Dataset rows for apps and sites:
-*-
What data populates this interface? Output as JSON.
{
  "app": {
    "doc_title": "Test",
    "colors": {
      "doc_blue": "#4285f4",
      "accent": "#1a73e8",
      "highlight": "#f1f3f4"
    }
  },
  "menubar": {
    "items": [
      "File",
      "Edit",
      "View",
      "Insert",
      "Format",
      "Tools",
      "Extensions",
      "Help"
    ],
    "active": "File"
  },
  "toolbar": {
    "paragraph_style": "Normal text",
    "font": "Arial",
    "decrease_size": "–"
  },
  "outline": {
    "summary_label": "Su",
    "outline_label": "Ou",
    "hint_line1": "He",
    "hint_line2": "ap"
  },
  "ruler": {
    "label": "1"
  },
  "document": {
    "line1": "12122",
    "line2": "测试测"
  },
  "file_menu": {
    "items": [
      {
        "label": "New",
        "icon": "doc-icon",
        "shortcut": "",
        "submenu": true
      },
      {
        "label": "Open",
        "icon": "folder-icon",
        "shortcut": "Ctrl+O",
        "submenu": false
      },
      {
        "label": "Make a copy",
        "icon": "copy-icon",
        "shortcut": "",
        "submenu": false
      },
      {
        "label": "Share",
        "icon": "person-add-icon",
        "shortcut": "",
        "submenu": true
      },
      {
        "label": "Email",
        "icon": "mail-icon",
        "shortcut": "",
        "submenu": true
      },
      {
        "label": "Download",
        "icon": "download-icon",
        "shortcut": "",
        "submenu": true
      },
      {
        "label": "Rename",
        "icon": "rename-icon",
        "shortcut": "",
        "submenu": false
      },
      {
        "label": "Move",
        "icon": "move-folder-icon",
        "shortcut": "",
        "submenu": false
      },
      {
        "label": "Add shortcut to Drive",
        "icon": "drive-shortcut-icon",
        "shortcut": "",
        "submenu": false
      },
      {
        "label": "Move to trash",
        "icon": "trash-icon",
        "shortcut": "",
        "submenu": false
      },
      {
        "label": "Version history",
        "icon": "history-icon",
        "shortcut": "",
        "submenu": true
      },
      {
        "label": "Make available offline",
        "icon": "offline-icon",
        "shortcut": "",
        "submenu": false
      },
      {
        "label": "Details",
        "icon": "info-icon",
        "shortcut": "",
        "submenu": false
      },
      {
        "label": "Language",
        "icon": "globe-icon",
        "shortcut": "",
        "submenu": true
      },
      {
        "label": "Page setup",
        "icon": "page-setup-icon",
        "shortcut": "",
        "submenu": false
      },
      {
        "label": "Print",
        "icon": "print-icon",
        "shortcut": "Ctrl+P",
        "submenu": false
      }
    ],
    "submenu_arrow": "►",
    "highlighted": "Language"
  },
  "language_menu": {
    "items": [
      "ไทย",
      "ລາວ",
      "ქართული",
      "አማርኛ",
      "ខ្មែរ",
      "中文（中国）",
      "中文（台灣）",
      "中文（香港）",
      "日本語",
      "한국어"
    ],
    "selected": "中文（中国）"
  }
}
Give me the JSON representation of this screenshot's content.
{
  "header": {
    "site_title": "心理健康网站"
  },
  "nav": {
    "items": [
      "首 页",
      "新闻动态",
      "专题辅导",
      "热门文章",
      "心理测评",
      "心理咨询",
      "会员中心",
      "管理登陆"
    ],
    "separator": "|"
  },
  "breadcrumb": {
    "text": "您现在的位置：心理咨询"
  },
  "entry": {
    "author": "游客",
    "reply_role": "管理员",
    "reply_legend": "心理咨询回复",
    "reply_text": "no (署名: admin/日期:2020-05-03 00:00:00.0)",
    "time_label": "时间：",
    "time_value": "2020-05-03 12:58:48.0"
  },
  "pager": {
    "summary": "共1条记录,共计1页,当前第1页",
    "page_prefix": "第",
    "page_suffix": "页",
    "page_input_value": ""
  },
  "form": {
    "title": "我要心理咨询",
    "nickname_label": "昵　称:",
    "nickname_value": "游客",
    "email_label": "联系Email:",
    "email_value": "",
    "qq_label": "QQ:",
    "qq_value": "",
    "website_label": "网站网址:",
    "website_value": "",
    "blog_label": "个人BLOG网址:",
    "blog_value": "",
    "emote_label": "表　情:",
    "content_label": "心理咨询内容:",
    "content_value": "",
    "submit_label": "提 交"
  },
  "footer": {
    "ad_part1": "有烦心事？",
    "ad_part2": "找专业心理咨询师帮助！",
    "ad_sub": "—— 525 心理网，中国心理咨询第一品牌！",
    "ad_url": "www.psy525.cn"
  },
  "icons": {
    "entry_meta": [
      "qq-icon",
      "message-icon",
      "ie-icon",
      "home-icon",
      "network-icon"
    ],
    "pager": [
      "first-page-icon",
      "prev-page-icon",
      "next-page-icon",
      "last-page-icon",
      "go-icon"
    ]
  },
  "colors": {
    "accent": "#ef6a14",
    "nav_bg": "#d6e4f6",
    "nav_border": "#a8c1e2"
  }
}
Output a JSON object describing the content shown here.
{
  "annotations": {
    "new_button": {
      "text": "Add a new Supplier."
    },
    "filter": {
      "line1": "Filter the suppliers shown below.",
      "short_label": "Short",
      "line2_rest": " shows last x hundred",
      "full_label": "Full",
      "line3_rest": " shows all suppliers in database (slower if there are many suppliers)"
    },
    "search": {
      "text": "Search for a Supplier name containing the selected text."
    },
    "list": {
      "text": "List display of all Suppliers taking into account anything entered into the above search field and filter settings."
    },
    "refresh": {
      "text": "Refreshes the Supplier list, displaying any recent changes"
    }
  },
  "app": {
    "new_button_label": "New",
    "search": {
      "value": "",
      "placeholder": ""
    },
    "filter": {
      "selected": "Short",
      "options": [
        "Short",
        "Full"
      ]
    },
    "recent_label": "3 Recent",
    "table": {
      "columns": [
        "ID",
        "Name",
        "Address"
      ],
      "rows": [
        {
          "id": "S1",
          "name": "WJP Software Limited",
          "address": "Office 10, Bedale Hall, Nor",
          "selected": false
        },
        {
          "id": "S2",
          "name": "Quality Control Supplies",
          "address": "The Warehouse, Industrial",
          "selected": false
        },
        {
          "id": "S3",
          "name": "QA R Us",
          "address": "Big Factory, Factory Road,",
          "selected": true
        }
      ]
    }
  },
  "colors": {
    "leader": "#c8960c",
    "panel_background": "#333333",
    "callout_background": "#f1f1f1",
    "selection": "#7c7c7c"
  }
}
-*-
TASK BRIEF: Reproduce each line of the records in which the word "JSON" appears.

EXPECTED ANSWER:
What data populates this interface? Output as JSON.
Give me the JSON representation of this screenshot's content.
Output a JSON object describing the content shown here.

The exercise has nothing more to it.